UPDATE: De Karmeliet, sadly, is now closed after the owners decided it was time to scale back.
De Karmeliet (the Carmelite) has held three Michelin stars since 1996, longer than either of its Belgian competitors Hof Van Cleve (2005) and Hertog Jan (2011). Set in historic downtown Bruges, De Karmeliet lacks some of the gorgeous views of either its three-star compatriots, but sports a grand and gorgeous facade and dining rooms in high European style.
PRICE PAID: $160 PP (LIST PRICE- PRE-CHALLENGE)
FINAL SCORE: 7.5/10
Geert van Hecke established the original De Karmeliet in Bruges with his wife Mireille in 1983, and they've been refining their style ever since. They won their first star in 1985, their second in '89, and finally the third in 1996. Geert himself has had some pretty world-class training at places like La Villa Loraine in Brussels (3-star at the time), and was taught by Alain Chapel alongside other current big-wigs like Alain Ducasse and Michel Roux.
The interior spaces are open and airy, and have big, strong lighting statements in warm tones. The modern chandelier is a nice offset to the drawing-room style of the rest of the interior.
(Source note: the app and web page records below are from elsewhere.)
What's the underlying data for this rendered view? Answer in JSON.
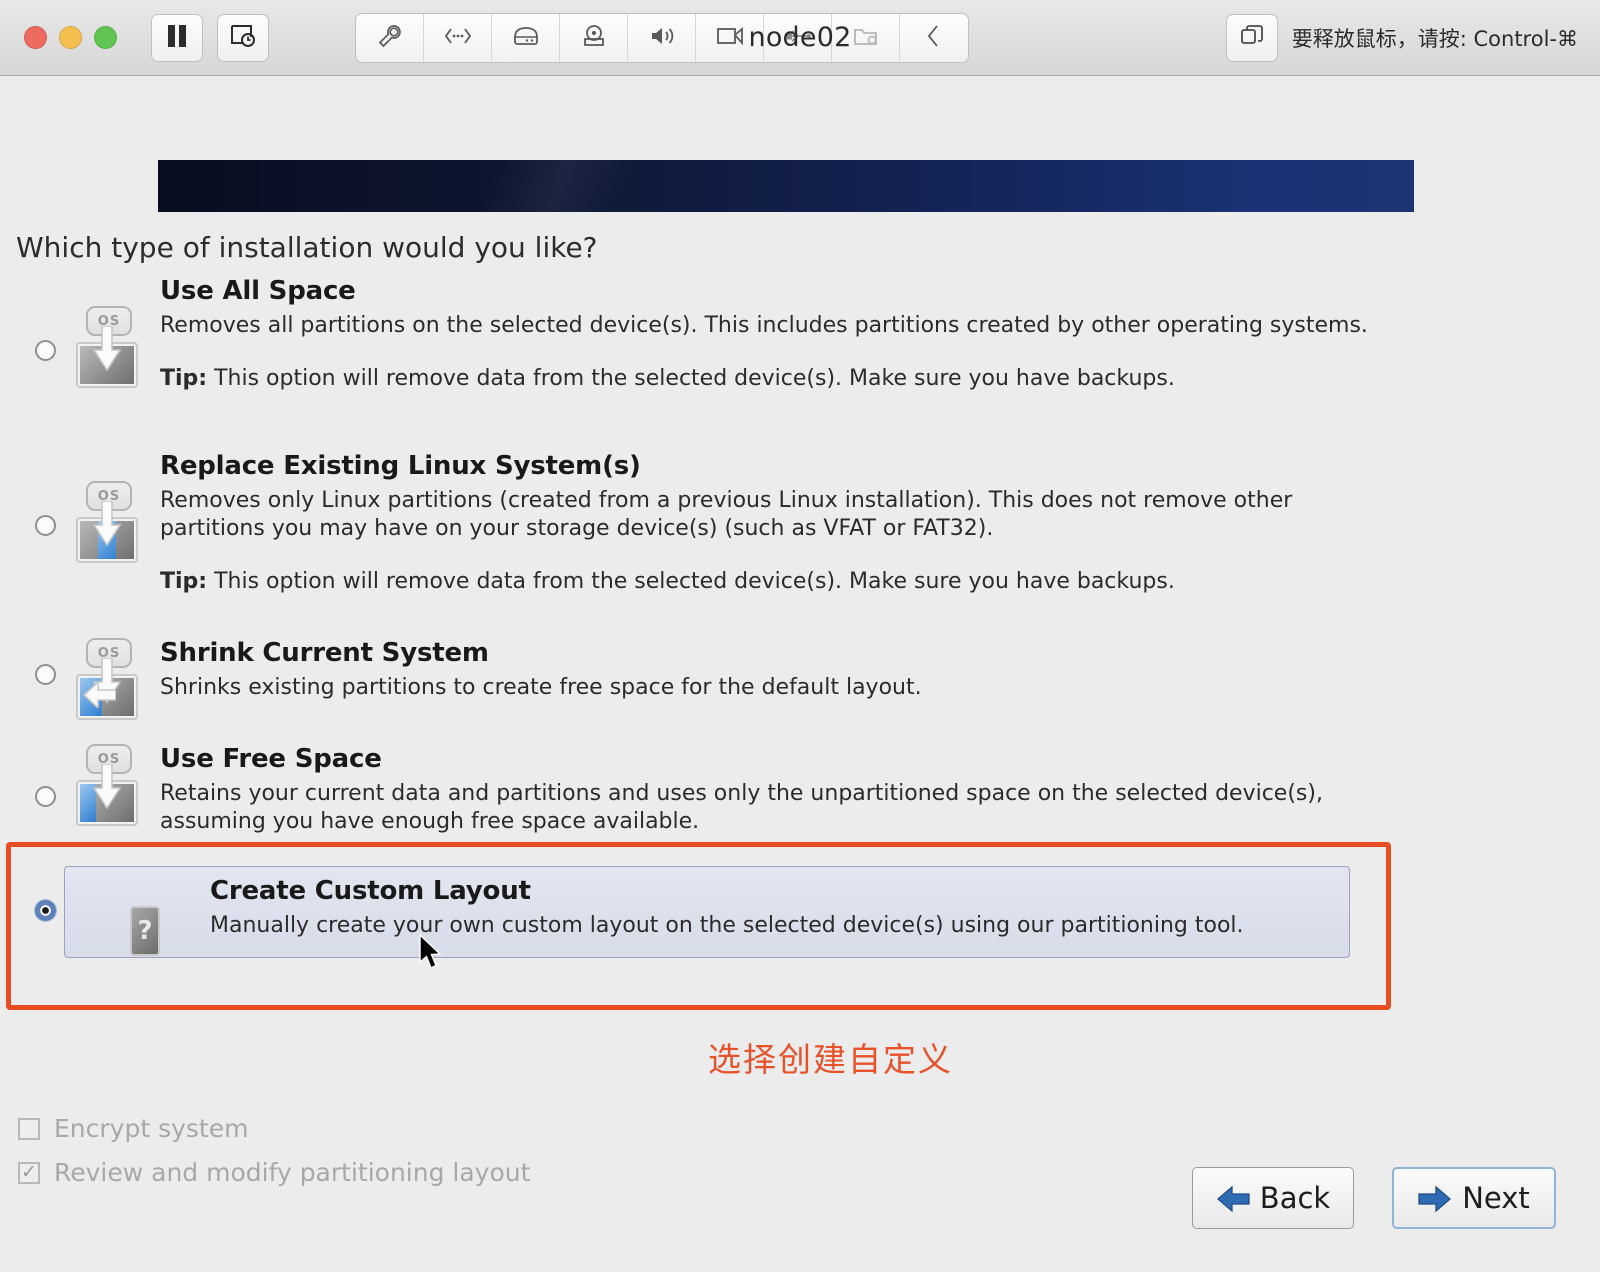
{
  "window": {
    "title": "node02",
    "release_hint": "要释放鼠标，请按: Control-⌘",
    "traffic_lights": [
      "close-button",
      "minimize-button",
      "zoom-button"
    ],
    "left_tools": [
      "pause-icon",
      "screenshot-timer-icon"
    ],
    "device_tools": [
      "wrench-icon",
      "network-icon",
      "hard-disk-icon",
      "cd-drive-icon",
      "sound-icon",
      "camera-icon",
      "usb-icon",
      "shared-folders-icon",
      "collapse-chevron-icon"
    ],
    "right_tool": "fullscreen-icon"
  },
  "page": {
    "question": "Which type of installation would you like?",
    "annotation": "选择创建自定义",
    "accent_color": "#e84c22",
    "selected_row_bg": "#dde1ec"
  },
  "options": [
    {
      "id": "use-all-space",
      "title": "Use All Space",
      "desc": "Removes all partitions on the selected device(s).  This includes partitions created by other operating systems.",
      "tip_label": "Tip:",
      "tip": "This option will remove data from the selected device(s).  Make sure you have backups.",
      "icon": "disk-full-icon",
      "selected": false
    },
    {
      "id": "replace-existing-linux",
      "title": "Replace Existing Linux System(s)",
      "desc": "Removes only Linux partitions (created from a previous Linux installation).  This does not remove other partitions you may have on your storage device(s) (such as VFAT or FAT32).",
      "tip_label": "Tip:",
      "tip": "This option will remove data from the selected device(s).  Make sure you have backups.",
      "icon": "disk-replace-linux-icon",
      "selected": false
    },
    {
      "id": "shrink-current-system",
      "title": "Shrink Current System",
      "desc": "Shrinks existing partitions to create free space for the default layout.",
      "tip_label": "",
      "tip": "",
      "icon": "disk-shrink-icon",
      "selected": false
    },
    {
      "id": "use-free-space",
      "title": "Use Free Space",
      "desc": "Retains your current data and partitions and uses only the unpartitioned space on the selected device(s), assuming you have enough free space available.",
      "tip_label": "",
      "tip": "",
      "icon": "disk-free-space-icon",
      "selected": false
    },
    {
      "id": "create-custom-layout",
      "title": "Create Custom Layout",
      "desc": "Manually create your own custom layout on the selected device(s) using our partitioning tool.",
      "tip_label": "",
      "tip": "",
      "icon": "disk-question-icon",
      "selected": true
    }
  ],
  "checkboxes": [
    {
      "id": "encrypt-system",
      "label": "Encrypt system",
      "checked": false,
      "mark": ""
    },
    {
      "id": "review-modify-partitioning",
      "label": "Review and modify partitioning layout",
      "checked": true,
      "mark": "✓"
    }
  ],
  "nav": {
    "back_label": "Back",
    "next_label": "Next"
  }
}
In the main dining room, gorgeous original oil paintings adorn the walls, and tables are politely set apart. Interestingly, only a handful were occupied on a Saturday lunch, and the place was empty when I arrived at 12:30PM.
An awesome basket of chips, made from local starches with shaved gouda cheese, to kick things off. A delicious salty welcome snack. 9/10.
The first course was a lovely medley of small bites- going from left to right, spiced almonds, then a cake of black olives with tapenade of anchovy and cherry tomatoes. Perfect texture playoff between the crunchy almonds and the cake. 9/10.
Next, a curry-based dippin' sauce with fried balls of seafood- mussels, vegetables, you name it. A really interesting dish, not terribly healthy, but delicious all the same. 9/10- this was the high point of the meal for me.
Meanwhile in the third bowl, a delicious crunchy chip that reveals a collection of tiny shrimps and greens. The shrimps are just okay in texture and flavor; they're well-cooked but they've been in the fridge a day too long. 7/10.
Anybody who follows my travels knows that I'm a huge sucker for good bread and butter. This place did not set any world records for me.
The next course was at least beautifully presented- roasted French scallops with a black truffle vinaigrette. The truffle is from the famous French market in Richerenches, I am told. In the middle is a remoulade of celeriac (a vegetable that looks a bit like an alien), and mousse of chestnut with almonds, speaking to the previous course. 7/10- well cooked and just fine, but Nothing Terribly Special.
Langoustines with mushroom, goose liver, and eggplant chunks. The pairing with liver is too rich, but the eggplant is perfect. 8/10
The last main course was baked pheasant inside green cabbage with roasted red apple in the middle. Mushrooms, cream of butternut, carmelized red apple flavors, and Brussel sprouts. Cream of celeriac as well, to pair up with the ideas from two courses ago.
On the side, fin de champagne sauce. Beneath the surface, the bones from the legs of the pheasant with goose liver. Delicious. 8/10.
A shaved apple, presented with light caramel sauce, a handful of delicately-placed greens, and candied fruits. Delightful and refreshing, 8/10.
Chocolate from Guatemala, zest of orange, ice cream of orange, vanilla of Tahiti. A handful of tasty, small desserts followed.
Passion fruit-flavored mushrooms, a chocolate-dusted orange peel, and cups of hot chocolate. 7/10 overall.
A few final bites on the way out- nothing 0utstanding, but a pleasant finish to the meal. 8/10.